by Mary Jo Thayer
After a decade of declaring that I would never homeschool, we ventured into it. Stepped knee deep into it, that is. I was not prepared to be a selfless homeschooling mother. I was used to organizing my day the way I wanted. I ran the show, and everyone knew it. I had no idea what was waiting for me on the other side of this decision, and I confess that for the first three years I was pouting. I was put out, and I felt that I must homeschool in order to raise good and godly children who loved Holy Mother Church. I was frustrated that there did not seem to be a solid school on the planet that would provide my children with a love of the sacraments. The kind of love I wanted them to have. So, I became a chaser of children to the point of exhaustion.
I was not accustomed to beginning the laundry at nine at night. I was not used to the Mother Hubbard theme that had now become my cupboards, and I was not fond of going out to shop after dark, yet nine at night also became my shopping time. And somehow, despite my best intentions, midnight became my regular bedtime. This was a recipe for trouble.
I was also not a fan of the dust and dirt and toys that now were commonplace on every floor of my home. So I hounded my children. Toys were to be up or down or out, but not on the main floor. That was MY floor. "Was" is the operative word here. Homeschooling changed all that–eventually.
But for the first two and a half years, I held onto my pride and my way of doing things, expecting everyone else in the house to cave in to my whims. That included all human people, from my wonderful, supportive husband to our four innocent children. And, truth be told, I was hardest on my oldest. Aren't we all? There is not an oldest child anywhere who does not shoulder and feel a huge responsibility to get it right. Ours has done a marvelous job, by the way, in spite of my incapability to master early on the relaxed homeschooler mentality.
So, I would push my oldest to do more, try harder, work better. Not that she didn't need a little of that. She naturally came by the gene that tells her if it's way too hard, better not even try. However, I have to confess that many days out of fatigue and frustration, I really went overboard with trying to get her to have something critically important, say like better penmanship?! Now that she's 21, I have to wonder about that one. Or, I would argue and yell at her about something even more important, say like diagraming sentences?! Now that she's 21, I have to wonder about that one, too. I do think diagraming has its place in a child's curriculum, but let me just say that unless one is going to be an English major, diagraming very complex sentences can go in the trash can, along with lots of other academic ideals, and a mother can save herself a lot of unnecessary angst.
One day, after nearly pulling my hair out, I called Fran Crotty at Kolbe Academy.

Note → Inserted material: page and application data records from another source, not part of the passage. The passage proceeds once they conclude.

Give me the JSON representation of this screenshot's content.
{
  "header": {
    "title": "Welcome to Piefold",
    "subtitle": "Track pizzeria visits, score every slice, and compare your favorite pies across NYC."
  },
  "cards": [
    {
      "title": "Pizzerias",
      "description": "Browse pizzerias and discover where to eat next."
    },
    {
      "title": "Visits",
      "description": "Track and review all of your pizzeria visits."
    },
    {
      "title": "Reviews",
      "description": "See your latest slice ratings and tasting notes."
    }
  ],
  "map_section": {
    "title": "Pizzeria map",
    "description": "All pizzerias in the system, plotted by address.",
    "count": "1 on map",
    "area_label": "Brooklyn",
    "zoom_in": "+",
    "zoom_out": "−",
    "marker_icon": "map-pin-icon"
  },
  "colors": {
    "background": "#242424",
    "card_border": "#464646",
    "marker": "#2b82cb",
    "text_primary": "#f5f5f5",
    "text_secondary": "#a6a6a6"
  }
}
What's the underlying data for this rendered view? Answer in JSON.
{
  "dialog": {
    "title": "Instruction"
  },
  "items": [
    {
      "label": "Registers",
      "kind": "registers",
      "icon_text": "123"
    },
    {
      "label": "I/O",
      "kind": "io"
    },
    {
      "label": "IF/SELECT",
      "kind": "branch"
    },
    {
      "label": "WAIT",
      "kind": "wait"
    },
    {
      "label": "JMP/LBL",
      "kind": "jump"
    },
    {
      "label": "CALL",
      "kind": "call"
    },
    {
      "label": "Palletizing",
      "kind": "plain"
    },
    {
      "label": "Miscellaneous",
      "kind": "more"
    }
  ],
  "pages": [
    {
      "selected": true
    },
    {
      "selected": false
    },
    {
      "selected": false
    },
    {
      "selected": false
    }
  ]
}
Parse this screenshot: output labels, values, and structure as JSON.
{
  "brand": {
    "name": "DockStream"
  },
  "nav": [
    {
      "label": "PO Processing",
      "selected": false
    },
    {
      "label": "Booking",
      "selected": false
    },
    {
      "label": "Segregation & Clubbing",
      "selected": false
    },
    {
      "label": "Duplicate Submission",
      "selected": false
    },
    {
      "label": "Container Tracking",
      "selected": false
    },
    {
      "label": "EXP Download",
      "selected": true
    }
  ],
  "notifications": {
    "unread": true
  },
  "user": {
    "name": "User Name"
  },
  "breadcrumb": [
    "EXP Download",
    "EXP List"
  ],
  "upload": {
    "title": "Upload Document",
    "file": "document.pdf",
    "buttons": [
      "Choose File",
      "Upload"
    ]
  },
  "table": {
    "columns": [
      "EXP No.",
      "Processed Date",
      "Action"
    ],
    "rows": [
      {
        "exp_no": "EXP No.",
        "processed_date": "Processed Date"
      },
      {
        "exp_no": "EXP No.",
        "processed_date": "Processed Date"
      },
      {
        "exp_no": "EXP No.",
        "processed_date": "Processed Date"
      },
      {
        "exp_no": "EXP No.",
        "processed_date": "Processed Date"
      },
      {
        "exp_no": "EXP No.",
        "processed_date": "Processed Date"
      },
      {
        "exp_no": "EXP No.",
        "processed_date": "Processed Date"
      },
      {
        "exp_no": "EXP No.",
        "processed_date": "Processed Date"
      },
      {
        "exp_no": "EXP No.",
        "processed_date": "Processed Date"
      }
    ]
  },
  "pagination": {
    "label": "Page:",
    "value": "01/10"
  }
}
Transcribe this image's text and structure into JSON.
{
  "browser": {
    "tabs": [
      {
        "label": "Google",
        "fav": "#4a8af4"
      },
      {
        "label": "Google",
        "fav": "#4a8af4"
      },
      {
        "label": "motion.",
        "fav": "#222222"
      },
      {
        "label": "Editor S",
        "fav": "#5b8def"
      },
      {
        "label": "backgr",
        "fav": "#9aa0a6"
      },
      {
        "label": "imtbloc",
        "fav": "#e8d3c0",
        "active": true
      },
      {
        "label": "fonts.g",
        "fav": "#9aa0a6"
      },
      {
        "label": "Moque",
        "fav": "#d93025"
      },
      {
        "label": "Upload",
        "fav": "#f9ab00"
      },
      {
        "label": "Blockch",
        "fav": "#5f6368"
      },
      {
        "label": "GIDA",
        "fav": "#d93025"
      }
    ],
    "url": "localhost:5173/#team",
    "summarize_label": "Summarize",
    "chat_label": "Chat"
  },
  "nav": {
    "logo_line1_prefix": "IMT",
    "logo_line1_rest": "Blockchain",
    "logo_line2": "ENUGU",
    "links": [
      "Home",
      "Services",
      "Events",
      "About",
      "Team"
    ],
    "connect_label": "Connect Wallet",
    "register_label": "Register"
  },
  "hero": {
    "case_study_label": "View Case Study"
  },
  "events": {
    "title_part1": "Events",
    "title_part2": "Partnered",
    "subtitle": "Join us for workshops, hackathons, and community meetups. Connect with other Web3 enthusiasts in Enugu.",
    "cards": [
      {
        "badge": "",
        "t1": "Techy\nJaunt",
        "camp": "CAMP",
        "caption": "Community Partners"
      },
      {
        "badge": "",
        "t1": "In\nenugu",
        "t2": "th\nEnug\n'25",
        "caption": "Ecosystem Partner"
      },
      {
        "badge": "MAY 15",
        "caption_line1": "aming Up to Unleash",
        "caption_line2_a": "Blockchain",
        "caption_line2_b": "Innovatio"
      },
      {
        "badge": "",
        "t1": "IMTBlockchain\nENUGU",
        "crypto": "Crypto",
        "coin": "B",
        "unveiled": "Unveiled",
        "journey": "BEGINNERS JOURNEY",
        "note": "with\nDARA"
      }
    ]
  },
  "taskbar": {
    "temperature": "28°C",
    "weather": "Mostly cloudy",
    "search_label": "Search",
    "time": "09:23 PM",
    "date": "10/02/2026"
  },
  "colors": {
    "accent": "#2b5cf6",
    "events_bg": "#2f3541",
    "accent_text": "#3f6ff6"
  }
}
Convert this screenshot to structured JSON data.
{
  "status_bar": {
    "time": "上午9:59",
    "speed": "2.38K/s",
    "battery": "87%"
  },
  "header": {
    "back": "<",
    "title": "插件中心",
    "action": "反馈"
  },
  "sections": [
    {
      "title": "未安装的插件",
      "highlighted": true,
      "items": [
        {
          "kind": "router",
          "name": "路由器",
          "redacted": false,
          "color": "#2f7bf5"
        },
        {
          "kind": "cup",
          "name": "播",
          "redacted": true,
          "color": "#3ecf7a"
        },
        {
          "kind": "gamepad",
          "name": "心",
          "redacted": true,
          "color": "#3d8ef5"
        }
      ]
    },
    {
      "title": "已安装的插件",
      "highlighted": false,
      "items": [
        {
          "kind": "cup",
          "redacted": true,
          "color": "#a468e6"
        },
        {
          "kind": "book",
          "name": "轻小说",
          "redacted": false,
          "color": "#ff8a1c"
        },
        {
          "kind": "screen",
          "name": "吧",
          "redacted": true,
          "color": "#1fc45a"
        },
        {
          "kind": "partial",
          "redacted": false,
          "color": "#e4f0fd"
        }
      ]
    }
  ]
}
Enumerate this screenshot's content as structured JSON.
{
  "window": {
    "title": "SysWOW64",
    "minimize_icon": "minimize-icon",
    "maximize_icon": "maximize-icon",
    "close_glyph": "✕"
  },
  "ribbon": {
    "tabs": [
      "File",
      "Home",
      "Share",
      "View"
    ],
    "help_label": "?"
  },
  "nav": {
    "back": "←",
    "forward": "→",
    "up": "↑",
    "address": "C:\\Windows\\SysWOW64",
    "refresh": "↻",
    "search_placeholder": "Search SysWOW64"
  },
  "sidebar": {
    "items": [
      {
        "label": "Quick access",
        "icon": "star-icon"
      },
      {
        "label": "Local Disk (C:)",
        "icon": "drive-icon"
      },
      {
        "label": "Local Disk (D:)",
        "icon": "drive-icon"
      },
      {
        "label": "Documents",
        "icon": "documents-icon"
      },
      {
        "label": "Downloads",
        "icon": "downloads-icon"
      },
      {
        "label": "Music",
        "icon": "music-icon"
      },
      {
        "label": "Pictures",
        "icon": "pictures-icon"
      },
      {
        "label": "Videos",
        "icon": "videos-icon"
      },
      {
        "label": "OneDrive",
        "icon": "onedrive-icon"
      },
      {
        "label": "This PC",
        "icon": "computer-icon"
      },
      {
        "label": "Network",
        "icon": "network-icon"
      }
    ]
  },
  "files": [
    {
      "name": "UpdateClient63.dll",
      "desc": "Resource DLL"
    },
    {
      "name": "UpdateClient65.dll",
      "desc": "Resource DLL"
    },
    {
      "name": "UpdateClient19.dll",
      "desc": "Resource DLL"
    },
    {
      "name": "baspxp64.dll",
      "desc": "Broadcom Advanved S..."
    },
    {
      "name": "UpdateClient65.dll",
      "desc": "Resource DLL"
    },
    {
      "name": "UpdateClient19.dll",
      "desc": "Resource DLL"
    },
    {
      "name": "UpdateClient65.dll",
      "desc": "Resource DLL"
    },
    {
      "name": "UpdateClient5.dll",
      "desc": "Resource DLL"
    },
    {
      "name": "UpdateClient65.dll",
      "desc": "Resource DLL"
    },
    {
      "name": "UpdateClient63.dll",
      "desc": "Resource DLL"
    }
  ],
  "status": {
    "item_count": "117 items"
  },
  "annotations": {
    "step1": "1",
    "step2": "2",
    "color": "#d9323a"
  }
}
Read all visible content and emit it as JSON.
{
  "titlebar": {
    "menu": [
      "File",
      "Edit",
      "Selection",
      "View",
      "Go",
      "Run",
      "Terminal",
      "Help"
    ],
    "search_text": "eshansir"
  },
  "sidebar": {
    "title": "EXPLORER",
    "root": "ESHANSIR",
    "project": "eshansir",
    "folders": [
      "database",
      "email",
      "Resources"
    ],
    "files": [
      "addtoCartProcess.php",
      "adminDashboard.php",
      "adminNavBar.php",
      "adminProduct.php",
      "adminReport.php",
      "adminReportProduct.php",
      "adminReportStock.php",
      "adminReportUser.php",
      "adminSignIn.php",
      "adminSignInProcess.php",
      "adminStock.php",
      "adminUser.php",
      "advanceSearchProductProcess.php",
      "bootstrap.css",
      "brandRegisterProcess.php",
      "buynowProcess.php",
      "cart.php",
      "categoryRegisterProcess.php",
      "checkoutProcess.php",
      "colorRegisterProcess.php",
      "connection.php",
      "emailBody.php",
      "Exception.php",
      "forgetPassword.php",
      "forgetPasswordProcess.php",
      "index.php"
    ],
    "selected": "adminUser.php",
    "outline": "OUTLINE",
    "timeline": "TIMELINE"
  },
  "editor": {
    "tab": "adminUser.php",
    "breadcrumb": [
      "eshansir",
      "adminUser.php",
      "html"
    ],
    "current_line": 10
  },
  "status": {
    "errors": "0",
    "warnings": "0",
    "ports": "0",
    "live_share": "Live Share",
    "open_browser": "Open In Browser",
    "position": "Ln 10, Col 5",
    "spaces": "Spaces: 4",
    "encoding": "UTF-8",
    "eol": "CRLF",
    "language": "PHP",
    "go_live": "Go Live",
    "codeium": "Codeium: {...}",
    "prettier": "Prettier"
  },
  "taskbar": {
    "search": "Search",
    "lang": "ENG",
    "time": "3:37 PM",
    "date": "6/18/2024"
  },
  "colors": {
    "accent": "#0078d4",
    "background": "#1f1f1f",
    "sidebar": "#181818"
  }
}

Keep in mind that this man knows nothing about our individual family, and I told him no specifics about the scene that unfolds when my daughter and I are having one of "those" moments. I just started rambling a bunch of nonsense into the phone about putting her back in school, and he calmly asked me four questions about her character. Then he said, "So, your daughter is 12. Let me tell you something, Mrs. Thayer. You have given your daughter all the tools she needs to succeed. Let the work be hers, not yours. The next time she starts to pitch a fit and runs off to her room, do not chase her up the stairs. Wait it out. Within 30 minutes, she will return and be ready to work." And you know what, he was right, but I wonder how he knew these two things: that our daughter was 12 and that I chased her up the stairs. It could have been a lucky guess, but I suspect he had taken many calls from distraught mothers of 12-year-old girls over the course of his career.
Anyway, those four questions have become a measuring stick for me. Here they are: 1. Is your daughter able to complete chores? 2. Does she generally do them obediently? 3. Does she have a prayer life? 4. Can she make a good Confession? If your answer is "Yes," to those queries, then you, too, have given your child all the tools. So relax, quit chasing your child, and get a good night's sleep! Oh, and have fun on your next day trip to the grocery store–or the confessional–whichever you need most.
Used with Permission.
Mary Jo Thayer